AIM OF THE TASK — Ignoring the pictures, repeat every entry below exactly as it appears.

Items from an interface collection —
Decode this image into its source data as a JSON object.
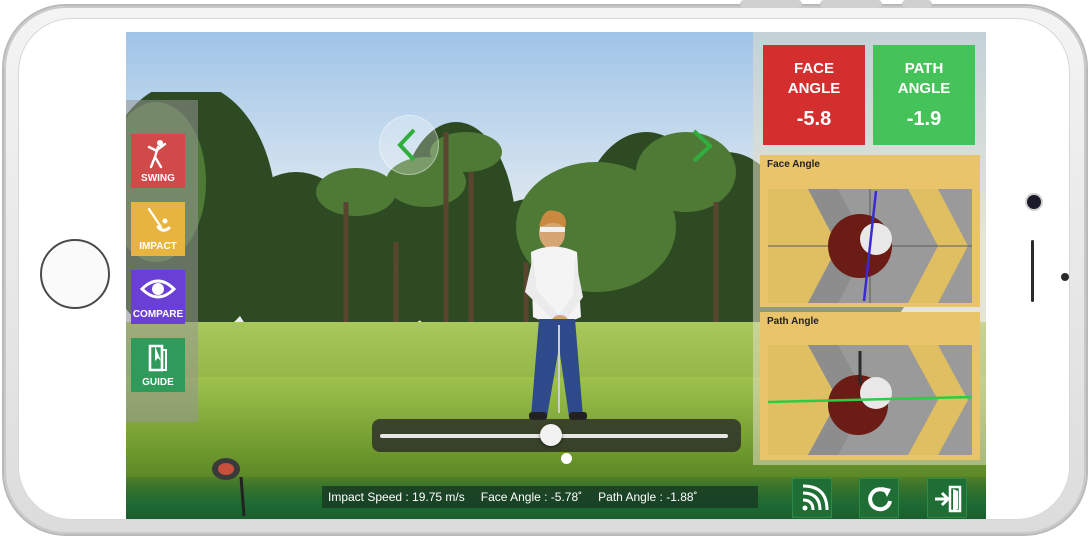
{
  "menu": {
    "swing": {
      "label": "SWING",
      "icon": "golfer-icon",
      "color": "#d04a4a"
    },
    "impact": {
      "label": "IMPACT",
      "icon": "golf-club-ball-icon",
      "color": "#e8b440"
    },
    "compare": {
      "label": "COMPARE",
      "icon": "eye-icon",
      "color": "#6a3fd6"
    },
    "guide": {
      "label": "GUIDE",
      "icon": "book-icon",
      "color": "#2f9a5a"
    }
  },
  "metrics": {
    "face": {
      "line1": "FACE",
      "line2": "ANGLE",
      "value": "-5.8",
      "color": "#d32f2f"
    },
    "path": {
      "line1": "PATH",
      "line2": "ANGLE",
      "value": "-1.9",
      "color": "#46c25a"
    }
  },
  "analysis": {
    "face_title": "Face Angle",
    "path_title": "Path Angle"
  },
  "playback": {
    "position_fraction": 0.49
  },
  "status": {
    "impact_speed": "Impact Speed : 19.75 m/s",
    "face_angle": "Face Angle : -5.78˚",
    "path_angle": "Path Angle : -1.88˚"
  },
  "buttons": {
    "sensor": "wireless-sensor-icon",
    "replay": "replay-icon",
    "exit": "exit-door-icon"
  },
  "colors": {
    "panel_gold": "#e9c46a",
    "bottom_green": "#1f6b34",
    "face_line": "#3a2bd0",
    "path_line": "#2ecc40"
  }
}
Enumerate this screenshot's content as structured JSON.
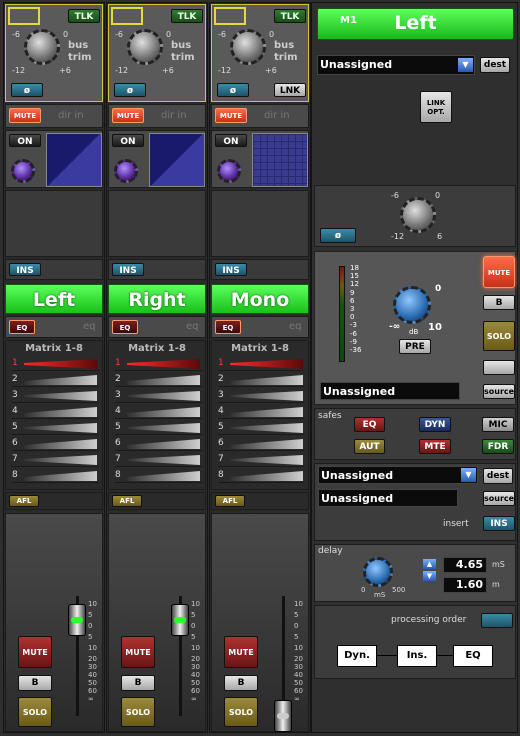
{
  "strips": [
    {
      "name": "Left",
      "trim_left": "-6",
      "trim_right": "0",
      "trim_min": "-12",
      "trim_max": "+6",
      "trim_label_1": "bus",
      "trim_label_2": "trim",
      "tlk": "TLK",
      "phase": "ø",
      "mute": "MUTE",
      "dirin": "dir in",
      "on": "ON",
      "ins": "INS",
      "eq": "EQ",
      "eq2": "eq",
      "matrix": "Matrix 1-8",
      "afl": "AFL",
      "fmute": "MUTE",
      "fb": "B",
      "fsolo": "SOLO",
      "lnk": ""
    },
    {
      "name": "Right",
      "trim_left": "-6",
      "trim_right": "0",
      "trim_min": "-12",
      "trim_max": "+6",
      "trim_label_1": "bus",
      "trim_label_2": "trim",
      "tlk": "TLK",
      "phase": "ø",
      "mute": "MUTE",
      "dirin": "dir in",
      "on": "ON",
      "ins": "INS",
      "eq": "EQ",
      "eq2": "eq",
      "matrix": "Matrix 1-8",
      "afl": "AFL",
      "fmute": "MUTE",
      "fb": "B",
      "fsolo": "SOLO",
      "lnk": ""
    },
    {
      "name": "Mono",
      "trim_left": "-6",
      "trim_right": "0",
      "trim_min": "-12",
      "trim_max": "+6",
      "trim_label_1": "bus",
      "trim_label_2": "trim",
      "tlk": "TLK",
      "phase": "ø",
      "mute": "MUTE",
      "dirin": "dir in",
      "on": "ON",
      "ins": "INS",
      "eq": "EQ",
      "eq2": "eq",
      "matrix": "Matrix 1-8",
      "afl": "AFL",
      "fmute": "MUTE",
      "fb": "B",
      "fsolo": "SOLO",
      "lnk": "LNK"
    }
  ],
  "matrix_rows": [
    "1",
    "2",
    "3",
    "4",
    "5",
    "6",
    "7",
    "8"
  ],
  "fader_scale": [
    "10",
    "5",
    "0",
    "5",
    "10",
    "20",
    "30",
    "40",
    "50",
    "60",
    "∞"
  ],
  "right": {
    "m1": "M1",
    "title": "Left",
    "dest1": "Unassigned",
    "dest_btn": "dest",
    "link_opt": "LINK OPT.",
    "knob_l": "-6",
    "knob_r": "0",
    "knob_min": "-12",
    "knob_max": "6",
    "phase": "ø",
    "meter_scale": [
      "18",
      "15",
      "12",
      "9",
      "6",
      "3",
      "0",
      "-3",
      "-6",
      "-9",
      "-36"
    ],
    "gain_top": "0",
    "gain_min": "-∞",
    "gain_max": "10",
    "gain_unit": "dB",
    "pre": "PRE",
    "mute": "MUTE",
    "b": "B",
    "solo": "SOLO",
    "source1": "Unassigned",
    "source_btn": "source",
    "safes": "safes",
    "eq": "EQ",
    "dyn": "DYN",
    "mic": "MIC",
    "aut": "AUT",
    "mte": "MTE",
    "fdr": "FDR",
    "insert1": "Unassigned",
    "insert2": "Unassigned",
    "dest2": "dest",
    "source2": "source",
    "insert_lbl": "insert",
    "ins": "INS",
    "delay": "delay",
    "delay_ms": "4.65",
    "delay_ms_unit": "mS",
    "delay_m": "1.60",
    "delay_m_unit": "m",
    "d0": "0",
    "d500": "500",
    "dms": "mS",
    "proc_order": "processing order",
    "order": [
      "Dyn.",
      "Ins.",
      "EQ"
    ]
  }
}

FINAL ANSWER —
Decode this image into its source data as a JSON object.
{
  "menu": {
    "swing": {
      "label": "SWING",
      "icon": "golfer-icon",
      "color": "#d04a4a"
    },
    "impact": {
      "label": "IMPACT",
      "icon": "golf-club-ball-icon",
      "color": "#e8b440"
    },
    "compare": {
      "label": "COMPARE",
      "icon": "eye-icon",
      "color": "#6a3fd6"
    },
    "guide": {
      "label": "GUIDE",
      "icon": "book-icon",
      "color": "#2f9a5a"
    }
  },
  "metrics": {
    "face": {
      "line1": "FACE",
      "line2": "ANGLE",
      "value": "-5.8",
      "color": "#d32f2f"
    },
    "path": {
      "line1": "PATH",
      "line2": "ANGLE",
      "value": "-1.9",
      "color": "#46c25a"
    }
  },
  "analysis": {
    "face_title": "Face Angle",
    "path_title": "Path Angle"
  },
  "playback": {
    "position_fraction": 0.49
  },
  "status": {
    "impact_speed": "Impact Speed : 19.75 m/s",
    "face_angle": "Face Angle : -5.78˚",
    "path_angle": "Path Angle : -1.88˚"
  },
  "buttons": {
    "sensor": "wireless-sensor-icon",
    "replay": "replay-icon",
    "exit": "exit-door-icon"
  },
  "colors": {
    "panel_gold": "#e9c46a",
    "bottom_green": "#1f6b34",
    "face_line": "#3a2bd0",
    "path_line": "#2ecc40"
  }
}
Enumerate this screenshot's content as structured JSON.
{
  "strips": [
    {
      "name": "Left",
      "trim_left": "-6",
      "trim_right": "0",
      "trim_min": "-12",
      "trim_max": "+6",
      "trim_label_1": "bus",
      "trim_label_2": "trim",
      "tlk": "TLK",
      "phase": "ø",
      "mute": "MUTE",
      "dirin": "dir in",
      "on": "ON",
      "ins": "INS",
      "eq": "EQ",
      "eq2": "eq",
      "matrix": "Matrix 1-8",
      "afl": "AFL",
      "fmute": "MUTE",
      "fb": "B",
      "fsolo": "SOLO",
      "lnk": ""
    },
    {
      "name": "Right",
      "trim_left": "-6",
      "trim_right": "0",
      "trim_min": "-12",
      "trim_max": "+6",
      "trim_label_1": "bus",
      "trim_label_2": "trim",
      "tlk": "TLK",
      "phase": "ø",
      "mute": "MUTE",
      "dirin": "dir in",
      "on": "ON",
      "ins": "INS",
      "eq": "EQ",
      "eq2": "eq",
      "matrix": "Matrix 1-8",
      "afl": "AFL",
      "fmute": "MUTE",
      "fb": "B",
      "fsolo": "SOLO",
      "lnk": ""
    },
    {
      "name": "Mono",
      "trim_left": "-6",
      "trim_right": "0",
      "trim_min": "-12",
      "trim_max": "+6",
      "trim_label_1": "bus",
      "trim_label_2": "trim",
      "tlk": "TLK",
      "phase": "ø",
      "mute": "MUTE",
      "dirin": "dir in",
      "on": "ON",
      "ins": "INS",
      "eq": "EQ",
      "eq2": "eq",
      "matrix": "Matrix 1-8",
      "afl": "AFL",
      "fmute": "MUTE",
      "fb": "B",
      "fsolo": "SOLO",
      "lnk": "LNK"
    }
  ],
  "matrix_rows": [
    "1",
    "2",
    "3",
    "4",
    "5",
    "6",
    "7",
    "8"
  ],
  "fader_scale": [
    "10",
    "5",
    "0",
    "5",
    "10",
    "20",
    "30",
    "40",
    "50",
    "60",
    "∞"
  ],
  "right": {
    "m1": "M1",
    "title": "Left",
    "dest1": "Unassigned",
    "dest_btn": "dest",
    "link_opt": "LINK OPT.",
    "knob_l": "-6",
    "knob_r": "0",
    "knob_min": "-12",
    "knob_max": "6",
    "phase": "ø",
    "meter_scale": [
      "18",
      "15",
      "12",
      "9",
      "6",
      "3",
      "0",
      "-3",
      "-6",
      "-9",
      "-36"
    ],
    "gain_top": "0",
    "gain_min": "-∞",
    "gain_max": "10",
    "gain_unit": "dB",
    "pre": "PRE",
    "mute": "MUTE",
    "b": "B",
    "solo": "SOLO",
    "source1": "Unassigned",
    "source_btn": "source",
    "safes": "safes",
    "eq": "EQ",
    "dyn": "DYN",
    "mic": "MIC",
    "aut": "AUT",
    "mte": "MTE",
    "fdr": "FDR",
    "insert1": "Unassigned",
    "insert2": "Unassigned",
    "dest2": "dest",
    "source2": "source",
    "insert_lbl": "insert",
    "ins": "INS",
    "delay": "delay",
    "delay_ms": "4.65",
    "delay_ms_unit": "mS",
    "delay_m": "1.60",
    "delay_m_unit": "m",
    "d0": "0",
    "d500": "500",
    "dms": "mS",
    "proc_order": "processing order",
    "order": [
      "Dyn.",
      "Ins.",
      "EQ"
    ]
  }
}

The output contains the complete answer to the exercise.